#### TASK REQUIREMENTS:
For each line in the records that contains "this", make a copy.

LISTED ENTRIES section start

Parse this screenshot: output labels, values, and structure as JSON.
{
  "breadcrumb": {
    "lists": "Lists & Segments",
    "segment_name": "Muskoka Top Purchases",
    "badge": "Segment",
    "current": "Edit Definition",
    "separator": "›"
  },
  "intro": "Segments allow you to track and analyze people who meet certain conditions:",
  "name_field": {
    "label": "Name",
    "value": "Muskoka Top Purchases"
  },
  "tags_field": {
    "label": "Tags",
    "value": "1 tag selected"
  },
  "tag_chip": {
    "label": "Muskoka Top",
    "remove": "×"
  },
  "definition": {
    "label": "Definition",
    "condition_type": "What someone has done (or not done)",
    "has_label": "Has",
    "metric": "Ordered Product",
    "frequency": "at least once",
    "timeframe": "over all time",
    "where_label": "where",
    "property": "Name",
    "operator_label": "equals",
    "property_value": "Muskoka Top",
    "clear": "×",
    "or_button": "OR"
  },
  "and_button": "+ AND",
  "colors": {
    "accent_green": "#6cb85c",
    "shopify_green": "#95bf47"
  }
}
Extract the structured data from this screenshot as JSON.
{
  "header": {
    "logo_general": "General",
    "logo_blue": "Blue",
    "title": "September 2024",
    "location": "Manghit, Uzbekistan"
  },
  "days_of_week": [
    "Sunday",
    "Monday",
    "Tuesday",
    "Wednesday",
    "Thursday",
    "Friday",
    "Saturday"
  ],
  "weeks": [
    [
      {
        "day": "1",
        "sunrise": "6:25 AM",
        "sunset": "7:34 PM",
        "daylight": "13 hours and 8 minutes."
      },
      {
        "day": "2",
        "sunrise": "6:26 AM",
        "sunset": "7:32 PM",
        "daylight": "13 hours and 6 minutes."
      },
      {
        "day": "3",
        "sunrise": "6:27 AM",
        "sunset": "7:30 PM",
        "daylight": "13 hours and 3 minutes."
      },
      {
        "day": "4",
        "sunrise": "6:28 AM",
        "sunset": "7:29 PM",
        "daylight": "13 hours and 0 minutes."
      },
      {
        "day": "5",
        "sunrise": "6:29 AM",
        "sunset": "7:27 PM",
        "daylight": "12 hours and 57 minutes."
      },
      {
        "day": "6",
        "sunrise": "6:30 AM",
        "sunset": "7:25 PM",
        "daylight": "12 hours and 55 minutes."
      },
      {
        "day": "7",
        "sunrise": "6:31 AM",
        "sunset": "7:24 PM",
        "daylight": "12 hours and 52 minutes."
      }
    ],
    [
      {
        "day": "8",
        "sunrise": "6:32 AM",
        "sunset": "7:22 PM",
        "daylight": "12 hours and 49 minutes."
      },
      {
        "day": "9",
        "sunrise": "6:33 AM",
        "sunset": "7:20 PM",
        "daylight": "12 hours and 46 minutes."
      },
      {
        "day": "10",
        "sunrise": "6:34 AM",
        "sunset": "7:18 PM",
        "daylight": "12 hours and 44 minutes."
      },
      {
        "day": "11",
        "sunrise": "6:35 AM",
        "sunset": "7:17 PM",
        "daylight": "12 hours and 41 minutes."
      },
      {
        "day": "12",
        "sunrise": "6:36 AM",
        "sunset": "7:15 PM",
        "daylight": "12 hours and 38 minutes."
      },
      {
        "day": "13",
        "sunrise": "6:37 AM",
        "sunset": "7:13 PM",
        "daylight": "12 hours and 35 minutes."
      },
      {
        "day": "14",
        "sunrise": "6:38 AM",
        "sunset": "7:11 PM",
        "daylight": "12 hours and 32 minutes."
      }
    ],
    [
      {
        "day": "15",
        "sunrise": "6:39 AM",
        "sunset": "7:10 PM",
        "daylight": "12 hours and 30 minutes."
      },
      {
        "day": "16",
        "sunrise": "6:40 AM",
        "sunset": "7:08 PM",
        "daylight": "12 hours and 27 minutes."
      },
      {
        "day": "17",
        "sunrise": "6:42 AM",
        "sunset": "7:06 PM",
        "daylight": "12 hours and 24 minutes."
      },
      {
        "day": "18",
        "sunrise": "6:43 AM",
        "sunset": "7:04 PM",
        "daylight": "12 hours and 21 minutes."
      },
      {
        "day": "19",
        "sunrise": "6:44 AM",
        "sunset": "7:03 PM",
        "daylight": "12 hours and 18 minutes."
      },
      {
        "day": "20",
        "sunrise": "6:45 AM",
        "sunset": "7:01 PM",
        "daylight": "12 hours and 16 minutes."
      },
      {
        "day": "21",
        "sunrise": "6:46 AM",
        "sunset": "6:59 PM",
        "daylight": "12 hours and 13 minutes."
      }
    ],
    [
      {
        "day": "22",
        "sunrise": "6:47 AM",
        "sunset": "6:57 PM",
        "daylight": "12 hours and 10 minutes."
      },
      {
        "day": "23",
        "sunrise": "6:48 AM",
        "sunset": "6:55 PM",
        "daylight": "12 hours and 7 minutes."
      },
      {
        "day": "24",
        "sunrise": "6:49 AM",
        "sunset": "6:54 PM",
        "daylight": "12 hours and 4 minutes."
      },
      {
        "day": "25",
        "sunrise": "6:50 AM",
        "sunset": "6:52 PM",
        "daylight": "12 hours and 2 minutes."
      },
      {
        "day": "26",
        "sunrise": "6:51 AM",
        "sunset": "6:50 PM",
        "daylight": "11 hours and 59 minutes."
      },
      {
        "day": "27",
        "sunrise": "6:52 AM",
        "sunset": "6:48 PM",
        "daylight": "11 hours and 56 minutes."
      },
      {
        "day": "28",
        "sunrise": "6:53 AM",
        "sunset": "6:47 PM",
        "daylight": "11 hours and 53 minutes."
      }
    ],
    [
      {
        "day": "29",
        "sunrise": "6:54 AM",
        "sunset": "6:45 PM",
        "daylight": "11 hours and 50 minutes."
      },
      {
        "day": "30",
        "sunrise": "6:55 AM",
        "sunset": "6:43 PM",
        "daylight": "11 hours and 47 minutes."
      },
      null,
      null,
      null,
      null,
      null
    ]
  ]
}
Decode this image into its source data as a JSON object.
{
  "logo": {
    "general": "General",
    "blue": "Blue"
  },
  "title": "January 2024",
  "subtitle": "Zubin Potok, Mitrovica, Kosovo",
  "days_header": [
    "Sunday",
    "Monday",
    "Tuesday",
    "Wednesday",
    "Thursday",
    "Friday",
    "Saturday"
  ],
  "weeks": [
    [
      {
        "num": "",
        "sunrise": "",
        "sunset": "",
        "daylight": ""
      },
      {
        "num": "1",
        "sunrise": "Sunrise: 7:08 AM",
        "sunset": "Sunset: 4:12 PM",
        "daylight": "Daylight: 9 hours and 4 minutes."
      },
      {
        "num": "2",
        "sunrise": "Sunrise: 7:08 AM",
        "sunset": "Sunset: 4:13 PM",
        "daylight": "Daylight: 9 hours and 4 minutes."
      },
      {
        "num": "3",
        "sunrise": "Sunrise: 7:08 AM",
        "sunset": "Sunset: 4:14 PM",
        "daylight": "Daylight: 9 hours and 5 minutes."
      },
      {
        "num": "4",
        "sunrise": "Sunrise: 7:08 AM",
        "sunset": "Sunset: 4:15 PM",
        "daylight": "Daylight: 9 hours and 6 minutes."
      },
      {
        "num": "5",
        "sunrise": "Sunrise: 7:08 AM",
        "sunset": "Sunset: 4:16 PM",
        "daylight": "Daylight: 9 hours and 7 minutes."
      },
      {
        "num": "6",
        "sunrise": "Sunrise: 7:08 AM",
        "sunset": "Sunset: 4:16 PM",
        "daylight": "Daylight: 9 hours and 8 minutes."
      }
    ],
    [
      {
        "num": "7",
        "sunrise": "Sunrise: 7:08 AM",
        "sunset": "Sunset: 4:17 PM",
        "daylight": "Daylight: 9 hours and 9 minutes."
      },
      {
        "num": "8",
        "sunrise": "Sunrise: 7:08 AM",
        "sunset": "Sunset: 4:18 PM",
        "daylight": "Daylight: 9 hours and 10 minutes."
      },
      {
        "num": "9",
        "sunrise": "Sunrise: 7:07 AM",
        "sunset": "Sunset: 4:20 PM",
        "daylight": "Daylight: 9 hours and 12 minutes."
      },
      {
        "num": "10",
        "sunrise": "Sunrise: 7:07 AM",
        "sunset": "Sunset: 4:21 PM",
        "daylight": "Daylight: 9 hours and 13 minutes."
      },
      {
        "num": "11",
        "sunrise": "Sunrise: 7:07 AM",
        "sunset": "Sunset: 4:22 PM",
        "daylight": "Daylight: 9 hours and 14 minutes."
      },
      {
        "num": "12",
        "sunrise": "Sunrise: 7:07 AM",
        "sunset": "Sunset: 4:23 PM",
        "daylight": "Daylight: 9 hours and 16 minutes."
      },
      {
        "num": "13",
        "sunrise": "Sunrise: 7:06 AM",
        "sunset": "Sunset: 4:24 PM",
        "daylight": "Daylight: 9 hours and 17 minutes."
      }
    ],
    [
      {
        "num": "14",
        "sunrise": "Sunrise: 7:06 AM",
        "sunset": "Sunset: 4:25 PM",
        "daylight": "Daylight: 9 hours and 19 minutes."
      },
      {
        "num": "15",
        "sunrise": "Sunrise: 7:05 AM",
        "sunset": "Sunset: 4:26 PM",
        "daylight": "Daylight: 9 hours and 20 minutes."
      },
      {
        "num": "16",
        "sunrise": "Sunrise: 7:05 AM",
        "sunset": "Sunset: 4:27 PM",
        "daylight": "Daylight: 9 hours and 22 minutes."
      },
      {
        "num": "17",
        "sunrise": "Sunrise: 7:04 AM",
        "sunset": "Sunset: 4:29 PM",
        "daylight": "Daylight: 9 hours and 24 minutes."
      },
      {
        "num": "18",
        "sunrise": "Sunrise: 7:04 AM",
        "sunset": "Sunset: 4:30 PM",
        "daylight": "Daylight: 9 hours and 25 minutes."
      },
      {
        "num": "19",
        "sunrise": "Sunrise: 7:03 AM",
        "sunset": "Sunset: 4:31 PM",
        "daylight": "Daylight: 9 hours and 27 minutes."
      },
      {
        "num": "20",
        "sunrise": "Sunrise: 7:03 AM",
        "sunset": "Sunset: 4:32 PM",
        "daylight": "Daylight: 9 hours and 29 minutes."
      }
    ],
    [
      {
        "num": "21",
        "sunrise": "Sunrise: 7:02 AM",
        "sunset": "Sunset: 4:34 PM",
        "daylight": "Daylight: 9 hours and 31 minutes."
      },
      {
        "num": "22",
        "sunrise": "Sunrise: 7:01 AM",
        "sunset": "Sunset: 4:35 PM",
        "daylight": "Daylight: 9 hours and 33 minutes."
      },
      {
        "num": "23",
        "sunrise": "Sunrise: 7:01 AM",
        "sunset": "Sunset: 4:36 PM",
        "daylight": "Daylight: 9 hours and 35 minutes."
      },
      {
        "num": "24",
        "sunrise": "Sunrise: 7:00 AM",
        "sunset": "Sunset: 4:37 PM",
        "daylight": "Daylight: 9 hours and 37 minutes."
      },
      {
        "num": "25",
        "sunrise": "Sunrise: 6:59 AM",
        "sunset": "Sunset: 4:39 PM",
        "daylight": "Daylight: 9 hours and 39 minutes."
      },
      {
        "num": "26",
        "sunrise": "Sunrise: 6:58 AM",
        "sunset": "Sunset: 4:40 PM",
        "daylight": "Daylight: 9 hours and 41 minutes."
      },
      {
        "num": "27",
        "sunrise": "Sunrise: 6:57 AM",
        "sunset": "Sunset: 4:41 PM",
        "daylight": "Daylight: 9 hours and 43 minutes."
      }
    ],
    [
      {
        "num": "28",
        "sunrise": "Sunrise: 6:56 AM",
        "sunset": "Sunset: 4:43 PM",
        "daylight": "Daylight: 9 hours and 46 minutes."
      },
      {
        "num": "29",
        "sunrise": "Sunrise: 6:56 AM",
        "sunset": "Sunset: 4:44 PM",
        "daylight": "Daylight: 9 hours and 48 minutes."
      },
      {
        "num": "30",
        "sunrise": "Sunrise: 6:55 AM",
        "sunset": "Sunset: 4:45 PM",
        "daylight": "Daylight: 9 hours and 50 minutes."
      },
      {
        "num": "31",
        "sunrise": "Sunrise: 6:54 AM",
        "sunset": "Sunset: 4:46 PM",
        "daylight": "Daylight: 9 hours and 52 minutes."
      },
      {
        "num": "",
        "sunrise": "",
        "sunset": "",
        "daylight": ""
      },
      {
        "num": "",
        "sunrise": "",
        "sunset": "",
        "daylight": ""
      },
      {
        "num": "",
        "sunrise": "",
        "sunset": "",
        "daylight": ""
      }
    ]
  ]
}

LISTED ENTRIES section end

#### ANSWER SPACE:
Parse this screenshot: output labels, values, and structure as JSON.
Extract the structured data from this screenshot as JSON.
Decode this image into its source data as a JSON object.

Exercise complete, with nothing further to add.